(7) STI and thiopental plasma levels were measured before induction and when corneal reflex and trapezius muscle response, indicators of anesthetic depth equivalent to response to surgical stimulation, were lost.
(8) This strain produced STI as determined by enzyme-linked immunosorbent assay.
(9) Heart rates, blood pressures and systolic time intervals (STI) were measured in relation to exercise tolerance and capacity.
(10) Now, however, STI are being used increasingly in clinical pharmacological studies.
(11) Incubation for 18 hours at 37 degrees C of the strain-producer (STI-1) and a double immunization scheme with the antigen obtained proved to be the most rational conditions for inducing the immunological response in the vaccinated laboratory animals.
(12) The accuracy of STI parameters in predicting the presence of coronary disease was poor (less than 60%).
(13) Although physiological variables other than myocardial contractility, such as preload and afterload may influence STI during +Gz the effects of +Gz on stroke volume (SV) and cardiac output (CO) were estimated using previously described relationships between STI and invasively determined indices of cardiovascular function.
(14) Impedance cardiography was used for non-invasive determinations of systolic time intervals (STI) and cardiac output.
(15) The data suggests that the usual therapeutic doses of these cardiac glycosides do not cause significant changes in the peripheral circulation in patients with compensated coronary heart disease, but their action on STI is quite marked, showing a positive inotropic effect.
(16) On each occasion, the heart rate, systolic time intervals (STI) and systemic arterial blood pressure were monitored non-invasively.
(17) STI and DTI were measured from the simultaneous recordings of the apexcardiogram, carotid arterial pulse, electrocardiogram and phonocardiogram.
(18) We used STI's as parameters of cardiac performance.
(19) Measurement of STI may be a valuable tool in the diagnosis and treatment of cardiac tamponade.
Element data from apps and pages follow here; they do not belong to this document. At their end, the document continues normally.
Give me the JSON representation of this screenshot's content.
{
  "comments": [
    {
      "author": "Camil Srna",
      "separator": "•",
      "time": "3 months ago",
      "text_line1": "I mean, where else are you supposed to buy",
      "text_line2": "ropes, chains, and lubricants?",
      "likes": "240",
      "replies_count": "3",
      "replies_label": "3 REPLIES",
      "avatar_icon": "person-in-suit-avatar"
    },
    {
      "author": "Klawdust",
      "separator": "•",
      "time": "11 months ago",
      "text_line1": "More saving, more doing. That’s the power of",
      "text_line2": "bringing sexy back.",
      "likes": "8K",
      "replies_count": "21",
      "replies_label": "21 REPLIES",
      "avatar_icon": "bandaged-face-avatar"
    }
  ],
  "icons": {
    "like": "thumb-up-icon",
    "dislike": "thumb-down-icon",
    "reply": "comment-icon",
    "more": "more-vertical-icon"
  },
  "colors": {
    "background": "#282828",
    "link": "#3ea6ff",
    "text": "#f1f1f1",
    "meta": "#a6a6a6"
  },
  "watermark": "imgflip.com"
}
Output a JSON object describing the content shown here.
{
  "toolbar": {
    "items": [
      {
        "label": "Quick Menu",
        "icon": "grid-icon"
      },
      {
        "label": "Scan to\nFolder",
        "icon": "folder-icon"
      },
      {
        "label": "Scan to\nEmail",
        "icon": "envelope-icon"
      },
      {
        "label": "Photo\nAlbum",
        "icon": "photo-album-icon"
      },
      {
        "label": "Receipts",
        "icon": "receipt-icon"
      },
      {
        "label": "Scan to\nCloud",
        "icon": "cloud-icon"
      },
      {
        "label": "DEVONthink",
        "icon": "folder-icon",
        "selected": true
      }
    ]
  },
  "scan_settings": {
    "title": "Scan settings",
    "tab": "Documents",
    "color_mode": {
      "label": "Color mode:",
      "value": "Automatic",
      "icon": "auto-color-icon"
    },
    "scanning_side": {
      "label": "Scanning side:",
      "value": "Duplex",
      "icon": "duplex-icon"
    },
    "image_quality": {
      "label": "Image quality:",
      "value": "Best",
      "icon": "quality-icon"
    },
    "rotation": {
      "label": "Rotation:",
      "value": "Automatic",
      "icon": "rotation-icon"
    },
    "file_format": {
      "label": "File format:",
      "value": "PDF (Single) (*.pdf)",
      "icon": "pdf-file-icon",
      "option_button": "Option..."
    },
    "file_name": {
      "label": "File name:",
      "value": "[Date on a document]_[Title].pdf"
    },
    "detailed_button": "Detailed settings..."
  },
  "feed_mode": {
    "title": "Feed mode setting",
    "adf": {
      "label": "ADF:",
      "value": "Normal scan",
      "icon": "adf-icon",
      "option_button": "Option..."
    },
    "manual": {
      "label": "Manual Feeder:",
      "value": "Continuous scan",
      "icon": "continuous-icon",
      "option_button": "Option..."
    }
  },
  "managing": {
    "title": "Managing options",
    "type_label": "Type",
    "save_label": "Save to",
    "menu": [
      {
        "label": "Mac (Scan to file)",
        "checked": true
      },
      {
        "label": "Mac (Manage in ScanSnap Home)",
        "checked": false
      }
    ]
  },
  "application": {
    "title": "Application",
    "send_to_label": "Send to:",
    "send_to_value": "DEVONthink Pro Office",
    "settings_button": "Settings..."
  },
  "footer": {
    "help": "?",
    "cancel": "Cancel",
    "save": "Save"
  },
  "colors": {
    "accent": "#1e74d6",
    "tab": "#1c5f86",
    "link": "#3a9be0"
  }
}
(20) In dogs with larger infarcts, STx, STy, and STM were significantly larger than in those with smaller infarcts both 15 min and 4 h after embolization.